Madden: Leaving might be Ben's best bet
By Mark Madden Times Sports Correspondent
Ben Roethlisberger’s reported request to leave the Steelers isn’t necessarily what it seems.
Roethlisberger might really want to leave. Or he might want offensive coordinator Todd Haley fired. Roethlisberger might want the franchise to finally enter the new millennium in terms of offensive emphasis. He might want put in a position to succeed.
That’s just not currently happening with the Steelers.
Haley shouldn’t shoulder all the blame for the mess that is the Steelers’ offense. The platoon is flawed in the assembly. The just-rebuilt offensive line stinks, and there is no true No. 1 receiver.
Philosophically and strategically, it’s hard to believe this is the offense Haley wants. Consider his previous work. But Haley wanted a job, and the only way to get this one was to adhere to Art Rooney II’s antiquated vision. Art II wants to replicate the traditional “Steeler way,” pounding the run to set up the pass.
That game doesn’t exist anymore. Watch a typical NFL contest. It often looks like a different sport than the Steelers play.

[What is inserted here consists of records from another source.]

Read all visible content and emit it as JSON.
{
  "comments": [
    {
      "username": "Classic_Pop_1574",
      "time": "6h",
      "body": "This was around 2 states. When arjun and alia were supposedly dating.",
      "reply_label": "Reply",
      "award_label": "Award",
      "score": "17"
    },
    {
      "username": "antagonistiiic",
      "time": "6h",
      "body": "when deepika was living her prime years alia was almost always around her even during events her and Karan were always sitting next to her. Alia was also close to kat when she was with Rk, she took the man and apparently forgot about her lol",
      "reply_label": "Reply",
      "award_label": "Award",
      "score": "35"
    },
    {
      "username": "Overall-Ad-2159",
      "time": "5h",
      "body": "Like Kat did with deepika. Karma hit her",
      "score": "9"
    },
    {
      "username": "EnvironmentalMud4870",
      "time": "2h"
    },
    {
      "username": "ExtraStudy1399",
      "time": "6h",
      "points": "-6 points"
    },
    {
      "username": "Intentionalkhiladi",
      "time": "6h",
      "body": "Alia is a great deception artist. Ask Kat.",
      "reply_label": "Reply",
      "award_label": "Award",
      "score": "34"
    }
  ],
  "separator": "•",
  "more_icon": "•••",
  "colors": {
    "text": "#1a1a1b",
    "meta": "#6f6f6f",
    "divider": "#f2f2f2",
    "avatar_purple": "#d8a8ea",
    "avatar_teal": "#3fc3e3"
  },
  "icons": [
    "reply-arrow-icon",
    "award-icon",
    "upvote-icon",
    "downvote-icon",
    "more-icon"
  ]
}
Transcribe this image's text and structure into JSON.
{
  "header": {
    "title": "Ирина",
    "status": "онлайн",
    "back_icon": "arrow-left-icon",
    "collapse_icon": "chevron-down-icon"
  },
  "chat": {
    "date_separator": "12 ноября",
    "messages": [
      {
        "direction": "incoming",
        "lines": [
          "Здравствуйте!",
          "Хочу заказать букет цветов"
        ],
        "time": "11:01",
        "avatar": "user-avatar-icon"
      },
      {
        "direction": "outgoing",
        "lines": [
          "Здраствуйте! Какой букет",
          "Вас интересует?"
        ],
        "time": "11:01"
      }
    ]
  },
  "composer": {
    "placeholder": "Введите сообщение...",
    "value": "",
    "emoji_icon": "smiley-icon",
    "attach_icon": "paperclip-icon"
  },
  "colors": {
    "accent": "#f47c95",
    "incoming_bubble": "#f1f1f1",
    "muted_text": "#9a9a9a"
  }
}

The run hasn’t disappeared and isn’t insignificant. But, league-wide, it’s clearly secondary. The Steelers’ approach is misuse of a quarterback who, utilized properly, would be and has been among the NFL’s best. The Steelers try to win the game with balance, then turn to Roethlisberger to bail them out.
Consider the Steelers’ effective use of the no-huddle, with Ben calling the plays. It’s barely done until the Steelers trail. Desperation shouldn’t be the only trigger for your best tactic.
But the Steelers don’t want to take the game out of the coaches’ hands. The Steelers may be the only franchise in sports where the coaches’ egos supersede how to best use the star.
It seems like the Steelers organization has never trusted or liked Roethlisberger since the 2010 rape allegations in Georgia. It seems like he’s always being minimized, or put in his place. Even if that’s not true, here’s betting Roethlisberger feels that way.
Is there any denying that the Steelers’ dishonest “retiring” of offensive coordinator Bruce Arians following the 2011 season – just one year removed from a Steelers’ Super Bowl appearance – was a disastrous move on so many levels?
The result: An offensive downgrade caused largely by turning away from Roethlisberger as the primary weapon – making him “dink and dunk.” Perhaps worse, running off Roethlisberger’s friend and mentor further fractured the relationship between franchise and quarterback.
And it made going to Arizona – where Arians is head coach and Larry Fitzgerald a legit No. 1 receiver – a logical destination.
Trading Roethlisberger might actually be best for the Steelers. Roethlisberger is 31. This should be his prime, but he’s taken such a physical beating. The Steelers are in a deep hole. They might not contend again, or even be average, anytime soon.
Tricky cap implications aside – the Steelers absorb over $11 million in dead money if they deal their QB - Roethlisberger could fetch great return. That could be Roethlisberger’s biggest value to the Steelers given the lack of talent on the current roster.
If Roethlisberger is trying to stage a power play, he might not win. The Steelers value the logo more than any player, and they don’t seem to like Roethlisberger very much.
The changes Roethlisberger likely wants would be best for the Steelers. If he doesn’t get them, there’s no point staying.
The Steelers are a lousy team. That’s not Roethlisberger’s fault. Management thought it had a playoff team at season’s start. Anyone with a brain disagreed with that. Look at the proof.
Yinzer Nation tends to automatically side with the Steelers. But ask yourself who, of these choices, has done his job best: Art II as president, Mike Tomlin as head coach, Haley as offensive coordinator, or Roethlisberger as quarterback?
My choice is Roethlisberger. By default. And it’s not even close. Art II and Haley never played a down of football between them. Tomlin’s arrogance has overwhelmed his ability. The Steelers are a mess, and it’s not the quarterback’s fault.
Don’t bluff, Ben. Don’t bargain. Get out.